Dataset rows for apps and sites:
■ ■ ■ ■ ■

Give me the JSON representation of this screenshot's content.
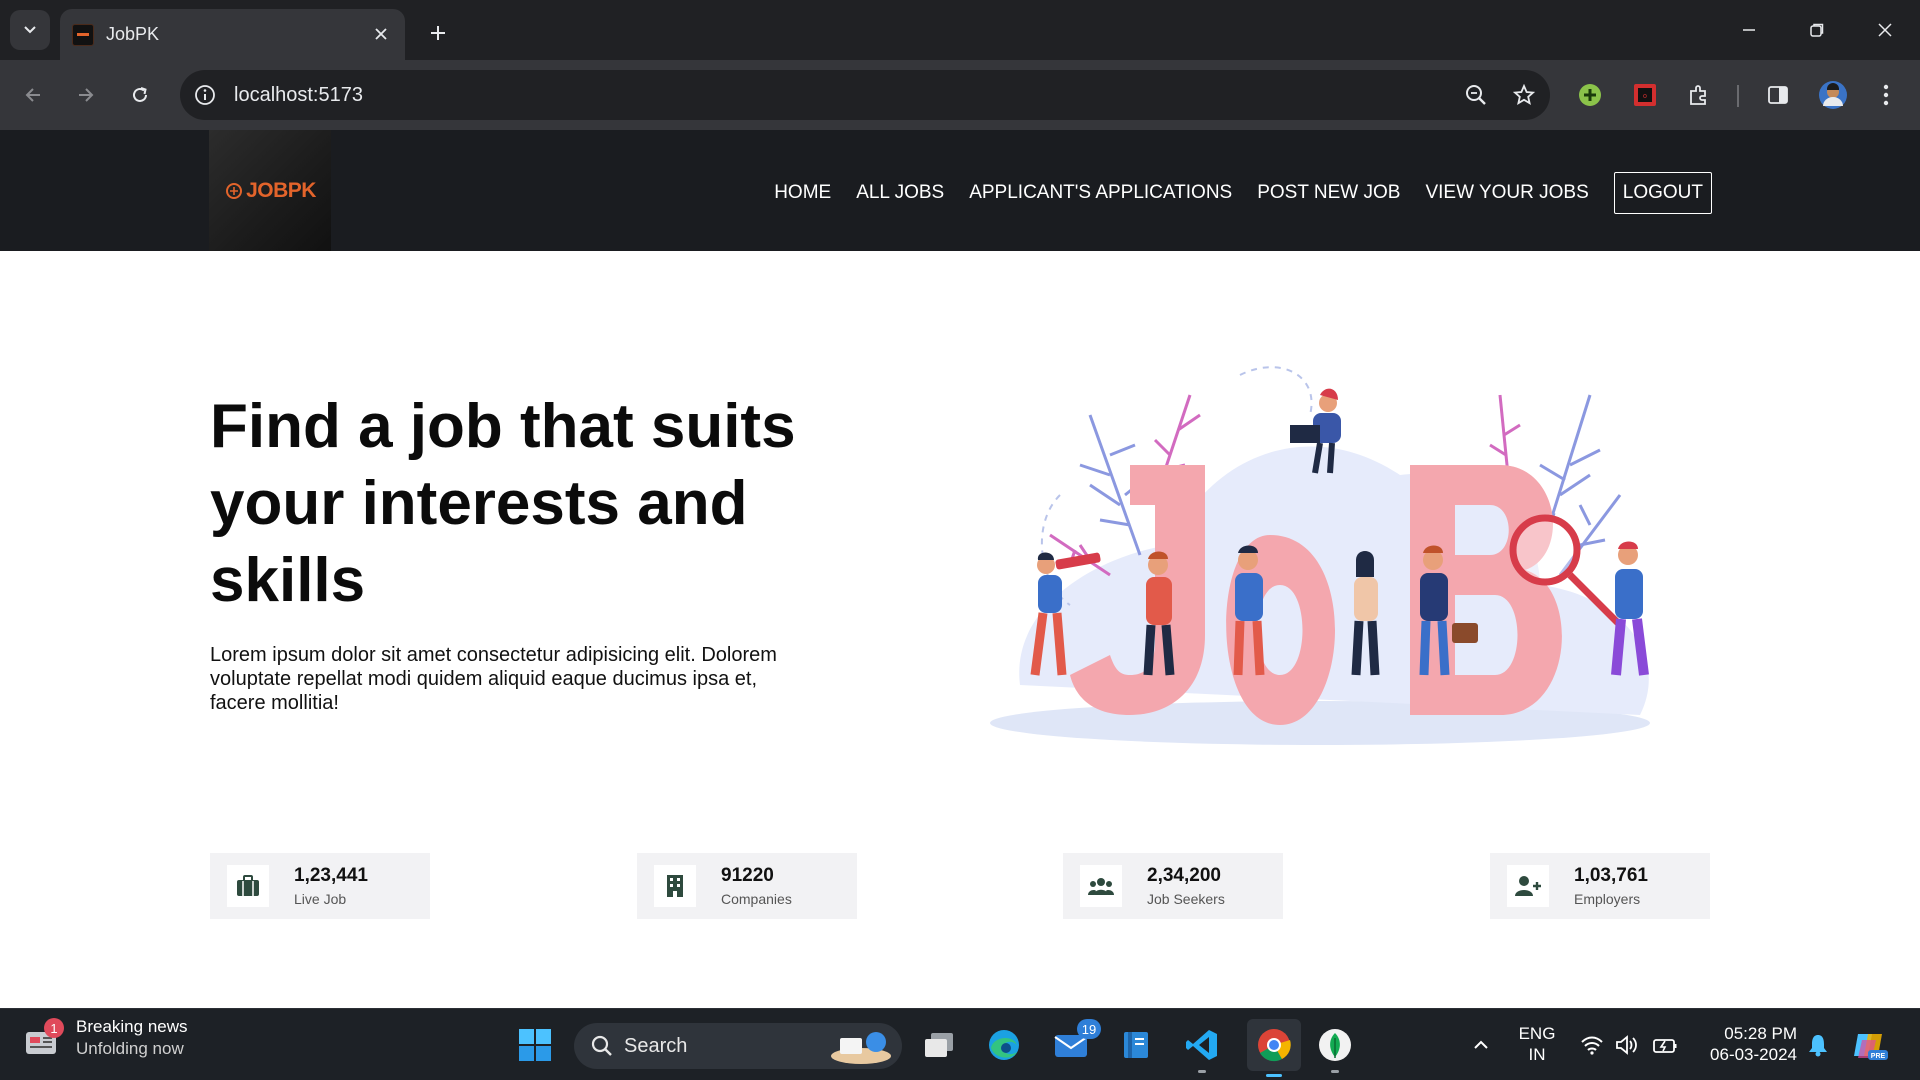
{
  "browser": {
    "tab_title": "JobPK",
    "url": "localhost:5173"
  },
  "site": {
    "logo_text": "JOBPK",
    "nav": {
      "home": "HOME",
      "all_jobs": "ALL JOBS",
      "applications": "APPLICANT'S APPLICATIONS",
      "post_job": "POST NEW JOB",
      "view_jobs": "VIEW YOUR JOBS",
      "logout": "LOGOUT"
    }
  },
  "hero": {
    "title": "Find a job that suits your interests and skills",
    "description": "Lorem ipsum dolor sit amet consectetur adipisicing elit. Dolorem voluptate repellat modi quidem aliquid eaque ducimus ipsa et, facere mollitia!",
    "illustration_word": "JOB"
  },
  "stats": [
    {
      "value": "1,23,441",
      "label": "Live Job",
      "icon": "briefcase-icon"
    },
    {
      "value": "91220",
      "label": "Companies",
      "icon": "building-icon"
    },
    {
      "value": "2,34,200",
      "label": "Job Seekers",
      "icon": "users-icon"
    },
    {
      "value": "1,03,761",
      "label": "Employers",
      "icon": "user-plus-icon"
    }
  ],
  "taskbar": {
    "news_title": "Breaking news",
    "news_subtitle": "Unfolding now",
    "news_badge": "1",
    "search_placeholder": "Search",
    "mail_badge": "19",
    "lang_line1": "ENG",
    "lang_line2": "IN",
    "time": "05:28 PM",
    "date": "06-03-2024"
  },
  "colors": {
    "header_bg": "#1a1c20",
    "logo_accent": "#e3642b",
    "stat_bg": "#f2f2f4",
    "stat_icon": "#2e4a3e"
  }
}
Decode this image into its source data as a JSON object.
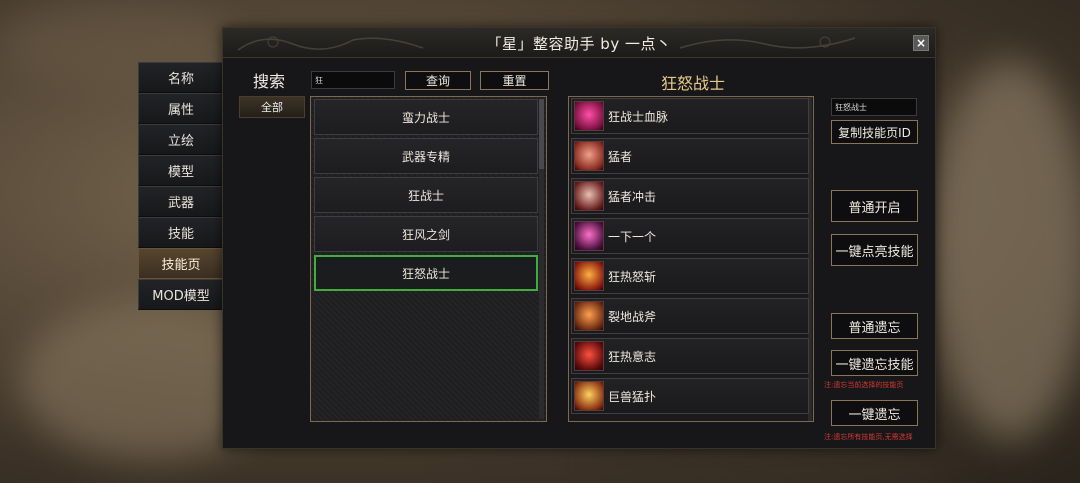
{
  "window": {
    "title": "「星」整容助手    by 一点丶",
    "close_label": "×"
  },
  "tabs": [
    {
      "label": "名称",
      "name": "tab-name"
    },
    {
      "label": "属性",
      "name": "tab-attributes"
    },
    {
      "label": "立绘",
      "name": "tab-portrait"
    },
    {
      "label": "模型",
      "name": "tab-model"
    },
    {
      "label": "武器",
      "name": "tab-weapon"
    },
    {
      "label": "技能",
      "name": "tab-skill"
    },
    {
      "label": "技能页",
      "name": "tab-skill-page",
      "active": true
    },
    {
      "label": "MOD模型",
      "name": "tab-mod-model"
    }
  ],
  "search": {
    "title": "搜索",
    "category_all": "全部",
    "input_value": "狂",
    "query_label": "查询",
    "reset_label": "重置"
  },
  "list": {
    "items": [
      {
        "label": "蛮力战士"
      },
      {
        "label": "武器专精"
      },
      {
        "label": "狂战士"
      },
      {
        "label": "狂风之剑"
      },
      {
        "label": "狂怒战士",
        "selected": true
      }
    ]
  },
  "skills": {
    "heading": "狂怒战士",
    "items": [
      {
        "name": "狂战士血脉",
        "icon": "blood-burst-icon",
        "colors": [
          "#ff4fa8",
          "#7a1040"
        ]
      },
      {
        "name": "猛者",
        "icon": "muscle-man-icon",
        "colors": [
          "#f0a08a",
          "#8a2a20"
        ]
      },
      {
        "name": "猛者冲击",
        "icon": "warrior-charge-icon",
        "colors": [
          "#e8c0b0",
          "#6a2020"
        ]
      },
      {
        "name": "一下一个",
        "icon": "slash-icon",
        "colors": [
          "#ff6fc8",
          "#4a1040"
        ]
      },
      {
        "name": "狂热怒斩",
        "icon": "fire-slash-icon",
        "colors": [
          "#ffb040",
          "#8a1a10"
        ]
      },
      {
        "name": "裂地战斧",
        "icon": "ground-axe-icon",
        "colors": [
          "#ffa050",
          "#6a2a10"
        ]
      },
      {
        "name": "狂热意志",
        "icon": "rage-will-icon",
        "colors": [
          "#ff5040",
          "#5a0a0a"
        ]
      },
      {
        "name": "巨兽猛扑",
        "icon": "beast-pounce-icon",
        "colors": [
          "#ffd060",
          "#8a3010"
        ]
      }
    ]
  },
  "right": {
    "page_id_value": "狂怒战士",
    "copy_id_label": "复制技能页ID",
    "normal_enable_label": "普通开启",
    "one_click_light_label": "一键点亮技能",
    "normal_forget_label": "普通遗忘",
    "one_click_forget_label": "一键遗忘技能",
    "note1": "注:遗忘当前选择的技能页",
    "one_click_forget_all_label": "一键遗忘",
    "note2": "注:遗忘所有技能页,无需选择"
  },
  "colors": {
    "accent_gold": "#8a7556",
    "selection_green": "#3fae3f",
    "note_red": "#d23a32"
  }
}
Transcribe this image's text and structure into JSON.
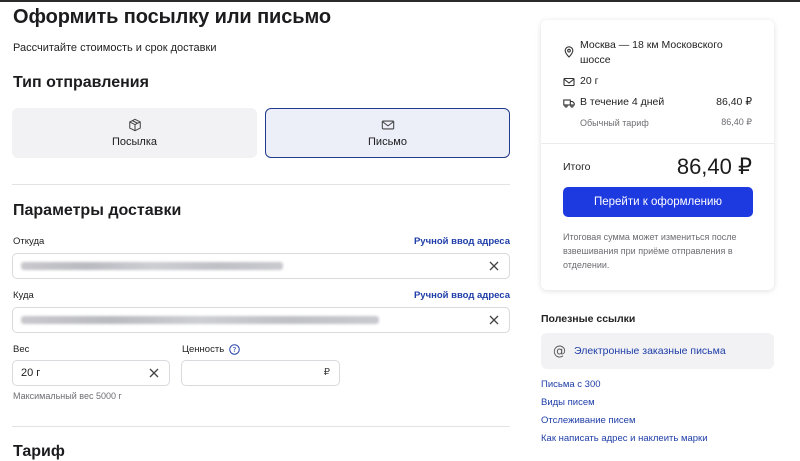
{
  "page": {
    "title": "Оформить посылку или письмо",
    "subtitle": "Рассчитайте стоимость и срок доставки"
  },
  "shipment_type": {
    "heading": "Тип отправления",
    "options": [
      {
        "label": "Посылка",
        "icon": "box-icon",
        "selected": false
      },
      {
        "label": "Письмо",
        "icon": "envelope-icon",
        "selected": true
      }
    ]
  },
  "delivery": {
    "heading": "Параметры доставки",
    "from_label": "Откуда",
    "to_label": "Куда",
    "manual_address_link": "Ручной ввод адреса",
    "weight_label": "Вес",
    "weight_value": "20 г",
    "weight_hint": "Максимальный вес 5000 г",
    "value_label": "Ценность",
    "value_currency": "₽"
  },
  "tariff": {
    "heading": "Тариф"
  },
  "summary": {
    "route": "Москва — 18 км Московского шоссе",
    "weight": "20 г",
    "delivery_time": "В течение 4 дней",
    "delivery_price": "86,40 ₽",
    "tariff_name": "Обычный тариф",
    "tariff_price": "86,40 ₽",
    "total_label": "Итого",
    "total_value": "86,40 ₽",
    "checkout_button": "Перейти к оформлению",
    "note": "Итоговая сумма может измениться после взвешивания при приёме отправления в отделении."
  },
  "useful_links": {
    "heading": "Полезные ссылки",
    "featured": "Электронные заказные письма",
    "items": [
      "Письма с 300",
      "Виды писем",
      "Отслеживание писем",
      "Как написать адрес и наклеить марки"
    ]
  },
  "colors": {
    "accent": "#1d39e0",
    "link": "#1f3ea8",
    "selected_border": "#243a8c"
  }
}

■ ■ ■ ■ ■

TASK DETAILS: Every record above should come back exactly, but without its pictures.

ANSWER TO THE EXERCISE:
Give me the JSON representation of this screenshot's content.
{
  "browser": {
    "tab_title": "JobPK",
    "url": "localhost:5173"
  },
  "site": {
    "logo_text": "JOBPK",
    "nav": {
      "home": "HOME",
      "all_jobs": "ALL JOBS",
      "applications": "APPLICANT'S APPLICATIONS",
      "post_job": "POST NEW JOB",
      "view_jobs": "VIEW YOUR JOBS",
      "logout": "LOGOUT"
    }
  },
  "hero": {
    "title": "Find a job that suits your interests and skills",
    "description": "Lorem ipsum dolor sit amet consectetur adipisicing elit. Dolorem voluptate repellat modi quidem aliquid eaque ducimus ipsa et, facere mollitia!",
    "illustration_word": "JOB"
  },
  "stats": [
    {
      "value": "1,23,441",
      "label": "Live Job",
      "icon": "briefcase-icon"
    },
    {
      "value": "91220",
      "label": "Companies",
      "icon": "building-icon"
    },
    {
      "value": "2,34,200",
      "label": "Job Seekers",
      "icon": "users-icon"
    },
    {
      "value": "1,03,761",
      "label": "Employers",
      "icon": "user-plus-icon"
    }
  ],
  "taskbar": {
    "news_title": "Breaking news",
    "news_subtitle": "Unfolding now",
    "news_badge": "1",
    "search_placeholder": "Search",
    "mail_badge": "19",
    "lang_line1": "ENG",
    "lang_line2": "IN",
    "time": "05:28 PM",
    "date": "06-03-2024"
  },
  "colors": {
    "header_bg": "#1a1c20",
    "logo_accent": "#e3642b",
    "stat_bg": "#f2f2f4",
    "stat_icon": "#2e4a3e"
  }
}
Decode this image into its source data as a JSON object.
{
  "window": {
    "title": "「星」整容助手    by 一点丶",
    "close_label": "×"
  },
  "tabs": [
    {
      "label": "名称",
      "name": "tab-name"
    },
    {
      "label": "属性",
      "name": "tab-attributes"
    },
    {
      "label": "立绘",
      "name": "tab-portrait"
    },
    {
      "label": "模型",
      "name": "tab-model"
    },
    {
      "label": "武器",
      "name": "tab-weapon"
    },
    {
      "label": "技能",
      "name": "tab-skill"
    },
    {
      "label": "技能页",
      "name": "tab-skill-page",
      "active": true
    },
    {
      "label": "MOD模型",
      "name": "tab-mod-model"
    }
  ],
  "search": {
    "title": "搜索",
    "category_all": "全部",
    "input_value": "狂",
    "query_label": "查询",
    "reset_label": "重置"
  },
  "list": {
    "items": [
      {
        "label": "蛮力战士"
      },
      {
        "label": "武器专精"
      },
      {
        "label": "狂战士"
      },
      {
        "label": "狂风之剑"
      },
      {
        "label": "狂怒战士",
        "selected": true
      }
    ]
  },
  "skills": {
    "heading": "狂怒战士",
    "items": [
      {
        "name": "狂战士血脉",
        "icon": "blood-burst-icon",
        "colors": [
          "#ff4fa8",
          "#7a1040"
        ]
      },
      {
        "name": "猛者",
        "icon": "muscle-man-icon",
        "colors": [
          "#f0a08a",
          "#8a2a20"
        ]
      },
      {
        "name": "猛者冲击",
        "icon": "warrior-charge-icon",
        "colors": [
          "#e8c0b0",
          "#6a2020"
        ]
      },
      {
        "name": "一下一个",
        "icon": "slash-icon",
        "colors": [
          "#ff6fc8",
          "#4a1040"
        ]
      },
      {
        "name": "狂热怒斩",
        "icon": "fire-slash-icon",
        "colors": [
          "#ffb040",
          "#8a1a10"
        ]
      },
      {
        "name": "裂地战斧",
        "icon": "ground-axe-icon",
        "colors": [
          "#ffa050",
          "#6a2a10"
        ]
      },
      {
        "name": "狂热意志",
        "icon": "rage-will-icon",
        "colors": [
          "#ff5040",
          "#5a0a0a"
        ]
      },
      {
        "name": "巨兽猛扑",
        "icon": "beast-pounce-icon",
        "colors": [
          "#ffd060",
          "#8a3010"
        ]
      }
    ]
  },
  "right": {
    "page_id_value": "狂怒战士",
    "copy_id_label": "复制技能页ID",
    "normal_enable_label": "普通开启",
    "one_click_light_label": "一键点亮技能",
    "normal_forget_label": "普通遗忘",
    "one_click_forget_label": "一键遗忘技能",
    "note1": "注:遗忘当前选择的技能页",
    "one_click_forget_all_label": "一键遗忘",
    "note2": "注:遗忘所有技能页,无需选择"
  },
  "colors": {
    "accent_gold": "#8a7556",
    "selection_green": "#3fae3f",
    "note_red": "#d23a32"
  }
}
Transcribe this image's text and structure into JSON.
{
  "page": {
    "title": "Оформить посылку или письмо",
    "subtitle": "Рассчитайте стоимость и срок доставки"
  },
  "shipment_type": {
    "heading": "Тип отправления",
    "options": [
      {
        "label": "Посылка",
        "icon": "box-icon",
        "selected": false
      },
      {
        "label": "Письмо",
        "icon": "envelope-icon",
        "selected": true
      }
    ]
  },
  "delivery": {
    "heading": "Параметры доставки",
    "from_label": "Откуда",
    "to_label": "Куда",
    "manual_address_link": "Ручной ввод адреса",
    "weight_label": "Вес",
    "weight_value": "20 г",
    "weight_hint": "Максимальный вес 5000 г",
    "value_label": "Ценность",
    "value_currency": "₽"
  },
  "tariff": {
    "heading": "Тариф"
  },
  "summary": {
    "route": "Москва — 18 км Московского шоссе",
    "weight": "20 г",
    "delivery_time": "В течение 4 дней",
    "delivery_price": "86,40 ₽",
    "tariff_name": "Обычный тариф",
    "tariff_price": "86,40 ₽",
    "total_label": "Итого",
    "total_value": "86,40 ₽",
    "checkout_button": "Перейти к оформлению",
    "note": "Итоговая сумма может измениться после взвешивания при приёме отправления в отделении."
  },
  "useful_links": {
    "heading": "Полезные ссылки",
    "featured": "Электронные заказные письма",
    "items": [
      "Письма с 300",
      "Виды писем",
      "Отслеживание писем",
      "Как написать адрес и наклеить марки"
    ]
  },
  "colors": {
    "accent": "#1d39e0",
    "link": "#1f3ea8",
    "selected_border": "#243a8c"
  }
}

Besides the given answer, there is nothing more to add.